When I was a young girl, preachers terrified me when they shouted about damnation and hellfire. Even Jesus’ words aren’t so gentle when He talks about outer darkness and gnashing teeth. I have wondered what is good about this gospel, this “good news.”

Recently, Pastor John Seraphine explained a passage I’d skimmed over that startled me: “If the master finds his servants watching when he arrives, even if it’s in the middle of the night, he will wrap a towel around himself and serve.”

Serve? God will serve us? Seraphine explained that, if we watch for God, He will help us.

Machines Add To The Magic

Aug 30, 2016

Bruce and I joke about how you can tell we’re country people because, when we hear the coyotes sing, we stop and watch the train.

We look down the belly of our neighbor’s field for the headlamp, bright as a small sun, looking like a mystery, miles away. It’s so small, so fine, we think of a model train set up at Christmas instead of the real thing.

We see the signal crossing and brake lights from cars parked, blinking on and off, on and off. We hear the roar of the engine’s horn, each engine honking a different voice. The train’s rumble rises then falls away.

A Potluck Is More Than A Meal

Aug 9, 2016

In Healing the Heart of Democracy, Parker Palmer says the church potluck binds us together. He talks about how one church used potlucks to help people fix their troubled neighborhood.

He says there would be a short agenda, but, “More important was the chance they gave parishioners to catch up on each other’s lives and to tell personal and public stories that range from painful to hopeful to joyful, stories that create solidarity and energize action …”

Do You Dare To Be Happy?

Jul 19, 2016
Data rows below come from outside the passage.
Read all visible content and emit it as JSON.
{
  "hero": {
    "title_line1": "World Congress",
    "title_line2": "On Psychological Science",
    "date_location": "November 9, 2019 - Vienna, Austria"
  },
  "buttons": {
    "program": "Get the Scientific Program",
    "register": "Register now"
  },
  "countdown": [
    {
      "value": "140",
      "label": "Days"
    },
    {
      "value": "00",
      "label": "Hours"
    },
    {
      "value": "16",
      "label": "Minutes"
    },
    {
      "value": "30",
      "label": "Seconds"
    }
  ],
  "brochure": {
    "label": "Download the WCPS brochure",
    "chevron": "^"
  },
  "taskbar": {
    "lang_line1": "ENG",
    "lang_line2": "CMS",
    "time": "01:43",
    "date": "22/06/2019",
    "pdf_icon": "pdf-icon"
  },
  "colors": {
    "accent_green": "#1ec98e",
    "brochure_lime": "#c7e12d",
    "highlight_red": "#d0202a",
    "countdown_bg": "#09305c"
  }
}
“But the truth is, my worst nightmares are someone’s present reality. What right do I have to be happy in a busted-up world where people are weeping over graves right this second?” says Jennifer Dukes Lee in The Happiness Dare.

“I dare you to be happy,” she writes, while acknowledging happiness is one of our most vulnerable emotions because those nightmares can happen in flash.

Help To Get Past The Hurt

Jun 28, 2016

What do you do if you hurt someone and you’re pressed nose to glass by your own pettiness, meanness, hypocrisy? Shame wells up like a bad smell.

What if the person is so furious -- rightly so -- that they won’t hear you?

Make space for your breath -- for their breath -- to calm down. Make space for your emotions -- for their emotions -- to settle. Wish them well. Wish yourself well.

I Thought I Was Going To Wait, Too

Jun 7, 2016

Soon after Booker died, some puppy pictures caught my eye, so I asked the breeder if she had any adults. She did -- a bitch who’d been returned. When I saw Little Dog’s picture, I was a goner. 

Bruce murmured, “I thought you were going to wait.” Well, I thought so too.

I saw Bruce’s face crumple when I first held her leash, asking, “Are you sure?”

He shrugged, “If that’s what you want.”

Your Voice Can Make A Difference

May 17, 2016

The Great Lakes Basin Railroad will cut across three states from LaPorte, Ind., into Milton, Wis. Frank Patton has not ruled out quick-take eminent domain, which means the project could take people’s land if they refuse to sell, if the Surface Transportation Safety Board approves his project.

These days a billionaire serving the public good by saving time for trains coming through Chicago and creating jobs seems more powerful than ordinary people.

Bread Offers A New Metaphor

Apr 5, 2016

Oprah exclaims, “But I can have bread” when she talks about a popular diet, and I think about Eggsclusive Café’s sourdough loaf slathered with butter, and the yeast rolls Bruce bakes to a crispy crust and air pockets of floured goodness. The house smells sweet.

I think about how Jesus called himself the bread of life, how -- even if you don’t believe in Jesus -- there’s something to this bread image that is ancient and holy. It’s what holds our peanut butter and jelly together.